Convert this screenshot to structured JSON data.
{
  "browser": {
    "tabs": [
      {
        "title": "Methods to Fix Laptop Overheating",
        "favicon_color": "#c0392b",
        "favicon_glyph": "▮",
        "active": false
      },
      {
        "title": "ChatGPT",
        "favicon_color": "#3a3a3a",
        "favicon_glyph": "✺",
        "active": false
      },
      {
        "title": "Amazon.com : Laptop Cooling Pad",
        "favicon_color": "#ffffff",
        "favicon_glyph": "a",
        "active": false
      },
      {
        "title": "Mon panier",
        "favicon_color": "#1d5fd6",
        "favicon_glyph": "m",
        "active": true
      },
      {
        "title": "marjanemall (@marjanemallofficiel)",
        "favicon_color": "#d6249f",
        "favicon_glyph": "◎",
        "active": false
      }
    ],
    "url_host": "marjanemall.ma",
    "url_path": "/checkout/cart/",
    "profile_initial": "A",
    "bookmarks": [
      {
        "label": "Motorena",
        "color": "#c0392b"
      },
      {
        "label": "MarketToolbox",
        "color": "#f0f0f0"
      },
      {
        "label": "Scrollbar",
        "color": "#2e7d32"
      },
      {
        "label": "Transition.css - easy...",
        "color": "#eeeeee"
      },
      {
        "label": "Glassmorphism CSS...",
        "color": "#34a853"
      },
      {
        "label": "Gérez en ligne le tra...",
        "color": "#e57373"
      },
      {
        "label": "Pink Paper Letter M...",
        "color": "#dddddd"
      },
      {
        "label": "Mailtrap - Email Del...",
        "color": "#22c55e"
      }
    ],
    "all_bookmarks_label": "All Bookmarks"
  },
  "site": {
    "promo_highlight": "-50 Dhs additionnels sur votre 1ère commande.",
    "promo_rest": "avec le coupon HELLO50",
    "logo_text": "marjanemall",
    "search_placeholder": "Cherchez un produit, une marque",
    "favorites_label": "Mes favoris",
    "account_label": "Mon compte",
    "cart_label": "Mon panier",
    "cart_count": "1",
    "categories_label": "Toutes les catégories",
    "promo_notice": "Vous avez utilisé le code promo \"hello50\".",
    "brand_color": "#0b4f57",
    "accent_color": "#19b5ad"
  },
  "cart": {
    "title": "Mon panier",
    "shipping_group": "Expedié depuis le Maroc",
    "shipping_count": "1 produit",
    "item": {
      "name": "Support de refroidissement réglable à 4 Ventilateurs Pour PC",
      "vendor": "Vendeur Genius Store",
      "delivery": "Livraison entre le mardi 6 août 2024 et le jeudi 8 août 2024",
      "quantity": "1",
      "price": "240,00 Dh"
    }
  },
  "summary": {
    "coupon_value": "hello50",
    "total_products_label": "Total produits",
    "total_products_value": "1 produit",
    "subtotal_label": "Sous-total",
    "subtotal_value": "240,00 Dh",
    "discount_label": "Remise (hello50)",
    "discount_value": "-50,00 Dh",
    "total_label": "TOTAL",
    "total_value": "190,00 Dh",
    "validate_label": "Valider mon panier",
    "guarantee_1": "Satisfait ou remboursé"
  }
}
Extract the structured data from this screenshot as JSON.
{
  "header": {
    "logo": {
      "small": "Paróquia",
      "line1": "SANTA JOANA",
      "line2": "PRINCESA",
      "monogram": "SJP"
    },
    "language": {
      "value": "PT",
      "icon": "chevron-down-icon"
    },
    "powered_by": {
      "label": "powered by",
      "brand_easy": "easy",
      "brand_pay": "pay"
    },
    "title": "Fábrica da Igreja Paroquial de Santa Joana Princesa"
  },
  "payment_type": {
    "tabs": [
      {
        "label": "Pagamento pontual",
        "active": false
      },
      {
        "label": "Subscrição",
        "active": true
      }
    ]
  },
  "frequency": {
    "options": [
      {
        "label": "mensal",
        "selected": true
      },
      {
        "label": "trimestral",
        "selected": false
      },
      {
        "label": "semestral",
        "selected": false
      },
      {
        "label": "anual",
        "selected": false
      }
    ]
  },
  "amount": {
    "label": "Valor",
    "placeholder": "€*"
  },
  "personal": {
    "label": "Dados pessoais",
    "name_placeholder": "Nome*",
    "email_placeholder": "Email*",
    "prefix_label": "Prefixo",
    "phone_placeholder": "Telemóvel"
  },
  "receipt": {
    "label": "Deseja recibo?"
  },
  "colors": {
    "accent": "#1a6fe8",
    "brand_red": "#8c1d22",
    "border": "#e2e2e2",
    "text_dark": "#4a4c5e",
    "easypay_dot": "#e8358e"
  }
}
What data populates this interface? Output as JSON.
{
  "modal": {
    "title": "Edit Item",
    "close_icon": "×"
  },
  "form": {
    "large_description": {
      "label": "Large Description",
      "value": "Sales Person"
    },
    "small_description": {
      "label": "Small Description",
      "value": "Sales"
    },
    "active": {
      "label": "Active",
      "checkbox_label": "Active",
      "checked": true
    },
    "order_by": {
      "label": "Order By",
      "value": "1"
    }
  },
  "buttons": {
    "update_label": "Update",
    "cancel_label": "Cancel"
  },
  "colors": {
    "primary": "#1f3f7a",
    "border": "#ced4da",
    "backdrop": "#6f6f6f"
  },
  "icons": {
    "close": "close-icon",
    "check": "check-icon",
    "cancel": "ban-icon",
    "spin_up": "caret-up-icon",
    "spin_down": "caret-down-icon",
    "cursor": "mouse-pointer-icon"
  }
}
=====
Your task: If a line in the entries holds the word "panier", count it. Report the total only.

Completed exercise: 4